Second, they would move on to Today’s Topic (e.g. Isosceles Triangles). The task was always to write down 3 statements that they know or think they know about the topic. The second part of the statement allowed them the freedom to write something down even if they weren’t 100% sure. I would challenge them to do this just by memory, but they could refer to their notebook if necessary. During this time, I would circulate and snoop like crazy to get a feel of how far they could get before opening up their notebooks. This helped me to gauge what they still remembered about the topic and if I would need to work in a mini-lesson.
Third, they would share their statements to their partner and add any new ideas that surfaced during this conversation.

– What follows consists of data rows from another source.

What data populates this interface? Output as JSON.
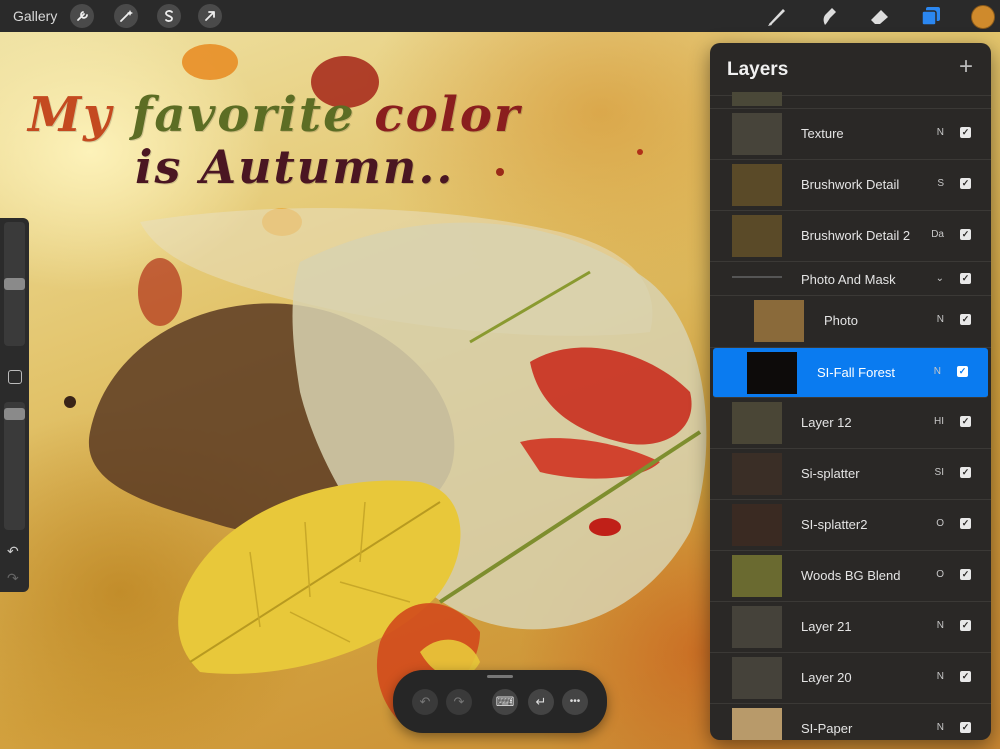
{
  "toolbar": {
    "gallery_label": "Gallery",
    "left_tools": [
      {
        "name": "wrench-icon",
        "glyph": "🔧"
      },
      {
        "name": "magic-wand-icon",
        "glyph": "✦"
      },
      {
        "name": "selection-s-icon",
        "glyph": "S"
      },
      {
        "name": "transform-arrow-icon",
        "glyph": "➚"
      }
    ],
    "right_tools": [
      "brush-icon",
      "smudge-icon",
      "eraser-icon",
      "layers-icon"
    ],
    "active_color": "#cf8a2c",
    "layers_active_color": "#2b87f0"
  },
  "canvas": {
    "title_line1": [
      "My ",
      "favorite ",
      "color"
    ],
    "title_line2": "is Autumn.."
  },
  "sidebar": {
    "brush_size_level": 0.5,
    "opacity_level": 0.0,
    "undo_icon": "↶",
    "redo_icon": "↷"
  },
  "layers": {
    "title": "Layers",
    "add_icon": "+",
    "items": [
      {
        "name": "Texture",
        "mode": "N",
        "visible": true
      },
      {
        "name": "Brushwork Detail",
        "mode": "S",
        "visible": true
      },
      {
        "name": "Brushwork Detail 2",
        "mode": "Da",
        "visible": true
      },
      {
        "name": "Photo And Mask",
        "mode": "⌄",
        "visible": true,
        "group": true
      },
      {
        "name": "Photo",
        "mode": "N",
        "visible": true
      },
      {
        "name": "SI-Fall Forest",
        "mode": "N",
        "visible": true,
        "selected": true
      },
      {
        "name": "Layer 12",
        "mode": "HI",
        "visible": true
      },
      {
        "name": "Si-splatter",
        "mode": "SI",
        "visible": true
      },
      {
        "name": "SI-splatter2",
        "mode": "O",
        "visible": true
      },
      {
        "name": "Woods BG Blend",
        "mode": "O",
        "visible": true
      },
      {
        "name": "Layer 21",
        "mode": "N",
        "visible": true
      },
      {
        "name": "Layer 20",
        "mode": "N",
        "visible": true
      },
      {
        "name": "SI-Paper",
        "mode": "N",
        "visible": true
      }
    ]
  },
  "keyboard_bar": {
    "undo_icon": "↶",
    "redo_icon": "↷",
    "keyboard_icon": "⌨",
    "return_icon": "↵",
    "more_icon": "•••"
  }
}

Fourth, I would bring the class back together to share out. During this discussion, I recorded their ideas on chart paper.
Lastly, practice problems to accompany Today’s Topic were for homework that night. The homework problems were similar to examples in their notebook from earlier in the year. On the Do Now was a box to record the page number, which hopefully spurred them to look to their notebook as they practiced that night.
The next day we would repeat the process, starting with the previous topic (e.g. Isosceles Triangles) for step one, then add in a new topic. I continued this process for 10 days then stapled these together so they had all their work in one place.
There were a couple things I really loved about this review set up. Through the discussion, we created a student-generated anchor chart for every topic on the exam. I kept these anchor charts posted in the classroom until the day before the exam. As we worked through the topics and we taped poster after poster to the walls, the students began to realize how much they learned that year. =) It also helped them determine the topics they needed to study the most. I loved that every day’s lesson had a few key elements worked in already – individual recall, sharing with a partner and a collaborative discussion to review for the exam.I normally would have focused only on big ideas and wouldn’t have added the examples to an anchor chart. Yet the discussion led to a request for an example, so this may not be but it did the trick.
*How do you review at the end of the year? If anyone else ends the year with a project, how do you work in a review?